The Joker script is now available online, just in time for Oscar voters to consider the film in all categories. But whether you’re an Oscar voter, a screenwriter, or just someone who wants to know how Joker works, it’s an educational read. (And confirms some Joker Easter eggs, too.)

The script is striking from the very first page, in that it includes an explanation of what Joker is. Screenwriters Todd Phillips and Scott Silver write:

This story takes place in its own universe. It has no connection to any of the DC films that have come before it.

We see it as a classic Warner Bros. movie. Gritty, intimate and oddly funny, the characters live in the real world and the stakes are personal.

Although it is never mentioned in the film, this story takes place in the past. Let’s call it 1981.

That last line confirms one of the Joker Easter eggs—until now, unless we read the Joker script, we had to rely on a film marquee at the end of the film showing the 1981 films Blow Out and Zorro, the Gay Blade to learn when Joker takes place. (Phillips once said after Joker‘s release that he wanted the film to feel like it came out in the summer of 1979.” Close enough.)

Also read: 13 Joker Easter Eggs and Inspirations

Then the script breaks a rule—one of several it will break. Scripts are generally supposed to only include information that can be conveyed onscreen, through dialogue or visuals. The following paragraph does a bit of that, but also includes some specifics that moviegoers won’t be able to read (at least, not until now that the Joker script is available online).

Joker Easter eggs King of Comedy Robert De Niro Taxi Driver Todd Phillips 1979

Here’s the interesting kicker for the script’s opening:

It’s a troubled time. The crime rate in Gotham is at record highs. A garbage strike has crippled the city for the past six weeks. And the divide between the “haves” and the “have- nots” is palpable.
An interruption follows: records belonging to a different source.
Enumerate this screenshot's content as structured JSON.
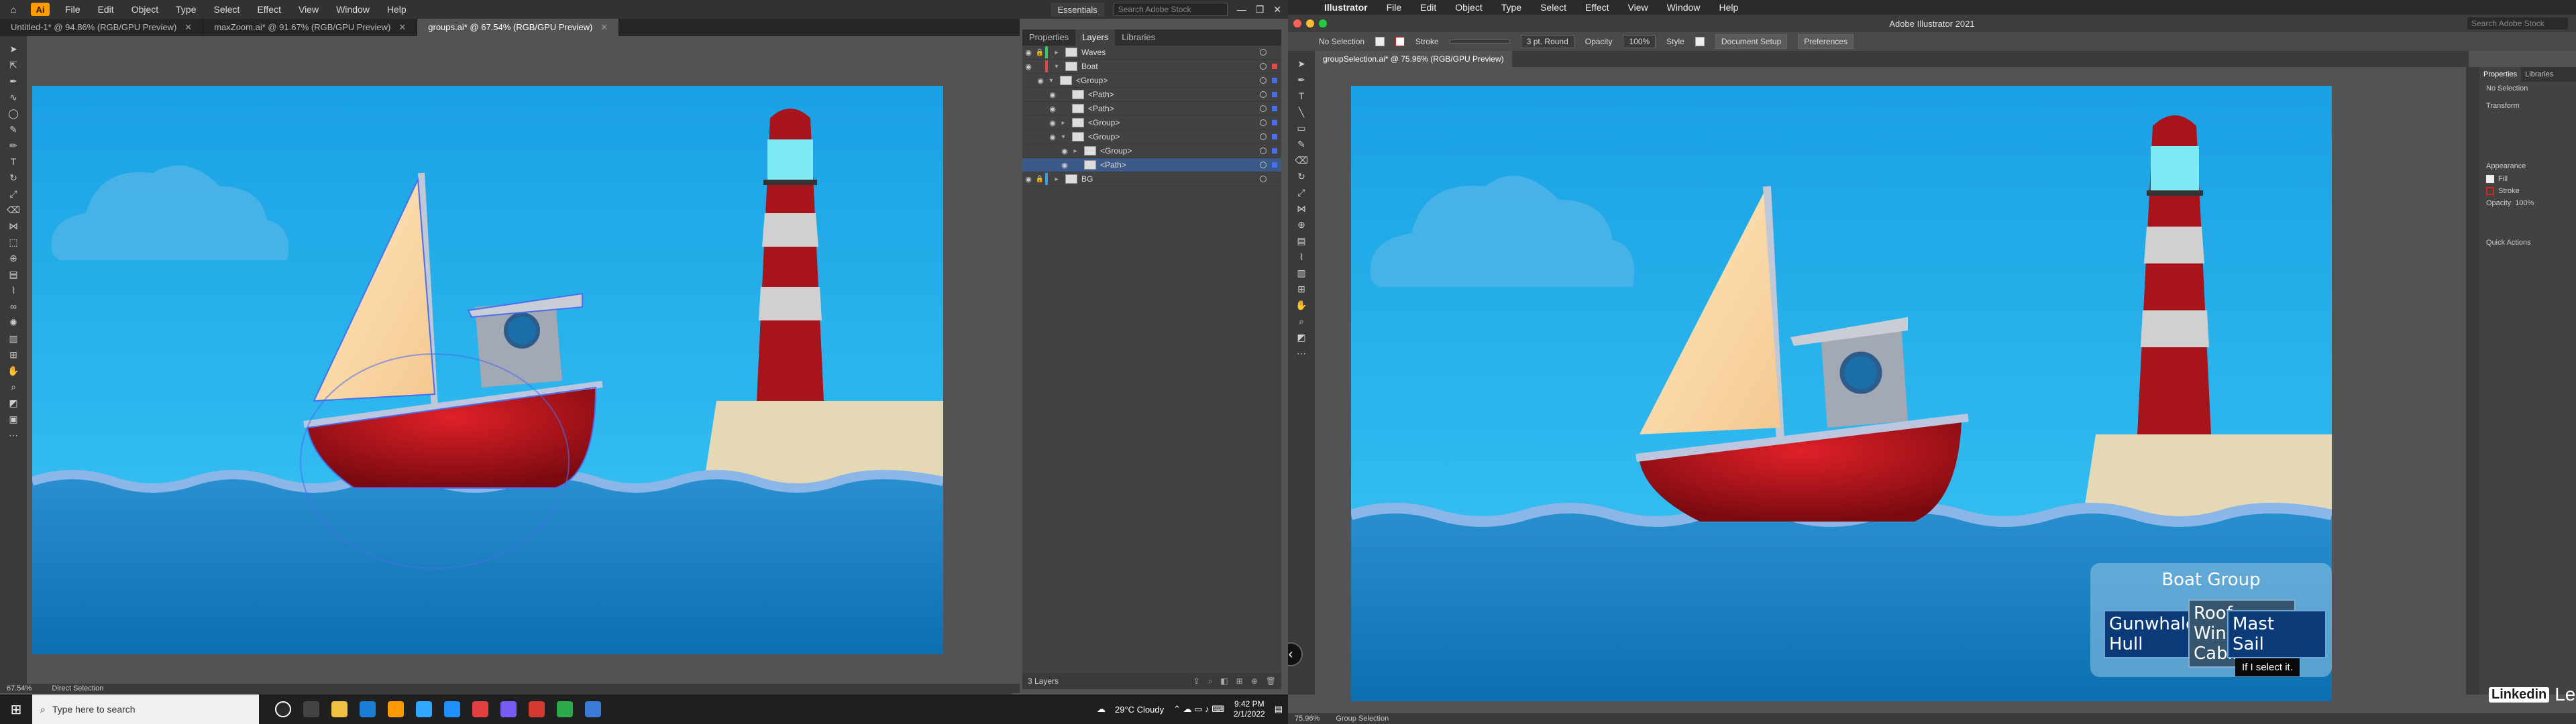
{
  "left": {
    "menubar": {
      "app_badge": "Ai",
      "items": [
        "File",
        "Edit",
        "Object",
        "Type",
        "Select",
        "Effect",
        "View",
        "Window",
        "Help"
      ],
      "workspace": "Essentials",
      "search_placeholder": "Search Adobe Stock"
    },
    "tabs": [
      {
        "label": "Untitled-1* @ 94.86% (RGB/GPU Preview)"
      },
      {
        "label": "maxZoom.ai* @ 91.67% (RGB/GPU Preview)"
      },
      {
        "label": "groups.ai* @ 67.54% (RGB/GPU Preview)"
      }
    ],
    "panel_tabs": [
      "Properties",
      "Layers",
      "Libraries"
    ],
    "layers": [
      {
        "name": "Waves"
      },
      {
        "name": "Boat"
      },
      {
        "name": "<Group>"
      },
      {
        "name": "<Path>"
      },
      {
        "name": "<Path>"
      },
      {
        "name": "<Group>"
      },
      {
        "name": "<Group>"
      },
      {
        "name": "<Group>"
      },
      {
        "name": "<Path>"
      },
      {
        "name": "BG"
      }
    ],
    "layers_count": "3 Layers",
    "status": {
      "zoom": "67.54%",
      "tool": "Direct Selection"
    },
    "taskbar": {
      "search_placeholder": "Type here to search",
      "weather": "29°C  Cloudy",
      "time": "9:42 PM",
      "date": "2/1/2022"
    }
  },
  "right": {
    "menubar": {
      "app_name": "Illustrator",
      "items": [
        "File",
        "Edit",
        "Object",
        "Type",
        "Select",
        "Effect",
        "View",
        "Window",
        "Help"
      ]
    },
    "window_title": "Adobe Illustrator 2021",
    "search_placeholder": "Search Adobe Stock",
    "control_bar": {
      "selection": "No Selection",
      "stroke_label": "Stroke",
      "brush": "3 pt. Round",
      "opacity_label": "Opacity",
      "opacity_value": "100%",
      "style_label": "Style",
      "doc_setup": "Document Setup",
      "preferences": "Preferences"
    },
    "doc_tab": "groupSelection.ai* @ 75.96% (RGB/GPU Preview)",
    "props_panel": {
      "tabs": [
        "Properties",
        "Libraries"
      ],
      "selection": "No Selection",
      "transform": "Transform",
      "appearance": "Appearance",
      "fill": "Fill",
      "stroke": "Stroke",
      "opacity_label": "Opacity",
      "opacity_value": "100%",
      "quick_actions": "Quick Actions"
    },
    "overlay": {
      "title": "Boat Group",
      "left_box": [
        "Gunwhale",
        "Hull"
      ],
      "mid_box": [
        "Roof",
        "Window",
        "Cabin"
      ],
      "right_box": [
        "Mast",
        "Sail"
      ],
      "tooltip": "If I select it."
    },
    "status": {
      "zoom": "75.96%",
      "tool": "Group Selection"
    },
    "watermark": "Learning"
  },
  "colors": {
    "sky": "#1fa6e8",
    "hull": "#b0141c",
    "sea": "#1a7fbf",
    "selection": "#4a6ef0"
  }
}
Dreams are beyond reach, slipping into delusions.

Anyway, here’s the link to the Joker script, which was first posted by Deadline‘s always top-notch Geoff Boucher.